The Internal Security Act (ISA) and Criminal Law Act (CLA) allow warrantless searches and arrests to preserve national security, order, and the public interest. Government agencies, including the Internal Security Department, conduct surveillance using extensive networks and sophisticated methods to monitor telephone and other private conversations. The ISA, previously aimed at communist threats, is now used against suspected Islamist terrorists. Suspects can be detained without charge or trial for an unlimited number of two-year periods. A 1989 constitutional amendment prohibits judicial review of the substantive grounds for detention under the ISA and of the constitutionality of the law itself. The CLA is mainly used to detain organized crime suspects; it allows preventive detention for an extendable one-year period.

The Misuse of Drugs Act empowers authorities to commit suspected drug users, without trial, to rehabilitation centers for up to three years. The death penalty applies to drug trafficking as well as murder, but reforms that took effect in 2013 grant judges the discretion to impose lighter sentences under some circumstances. The penal code mandates caning, in addition to imprisonment, for about 30 offenses, though the punishment is applied inconsistently.

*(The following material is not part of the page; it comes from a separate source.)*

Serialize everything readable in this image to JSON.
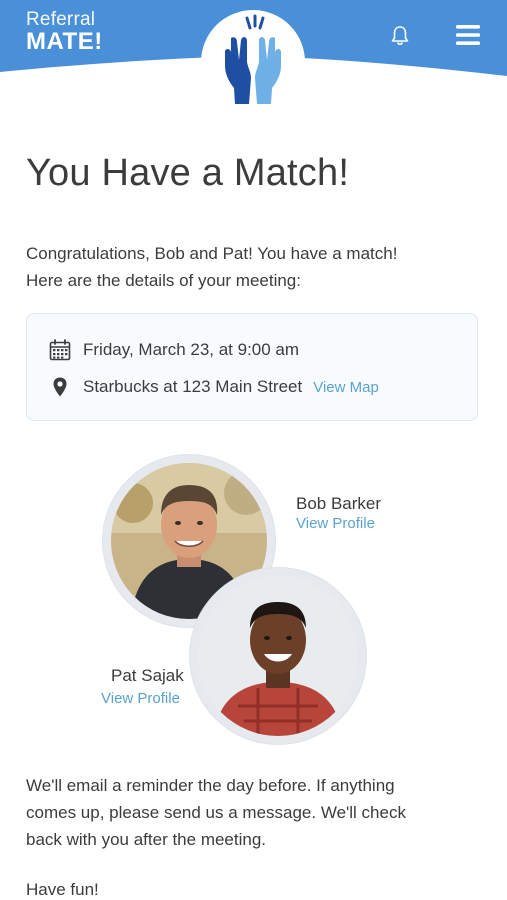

There is no legal racial discrimination, though ethnic Malays reportedly face discrimination in both private- and public-sector employment. The LGBT (lesbian, gay, bisexual, and transgender) community in Singapore faces significant legal obstacles. Section 377A of the penal code criminalizes consensual sex between adult men, which is punishable by up to two years in prison. The law is not actively enforced, however, and a number of court challenges seeking to overturn it were pending at the end of 2013. Over time, there have been more attempts to promote tolerance and acceptance of LGBT Singaporeans. In June 2013, Singapore Democratic Party treasurer Vincent Wijaysingha came out as gay and attended the “Pink Dot” gay pride event that month, which drew about 20,000 people, the largest crowd to date. Wijeysingha later resigned from the party to pursue LGBT activism.

 

G. Personal Autonomy and Individual Rights: 12 / 16

Citizens enjoy freedom of movement, though the government occasionally enforces its policy of ethnic balance in public housing, in which most Singaporeans live. Opposition politicians have been denied the right to travel.

Women enjoy the same legal rights as men on most issues, and many are well-educated professionals. There are no explicit constitutional guarantees of equal rights for women, and no laws that mandate nondiscrimination in hiring practices on the basis of gender. Few women hold top positions in government and the private sector. Twenty women won seats in the 2011 parliamentary elections.

Singapore’s 180,000 household workers are excluded from the Employment Act and regularly exploited. A 2006 standard contract for foreign household workers addresses food deprivation and entitles replaced workers to seek other employment in Singapore, but it fails to provide other basic protections, such as vacation days. A new law that took effect in January 2013 requires that all new contracts grant household workers one day off per week.  However, the law allows employers to offer compensation in place of the day off if the worker agrees.

 

Scoring Key: X / Y (Z)

X = Score Received

Y = Best Possible Score

Z = Change from Previous Year

Full Methodology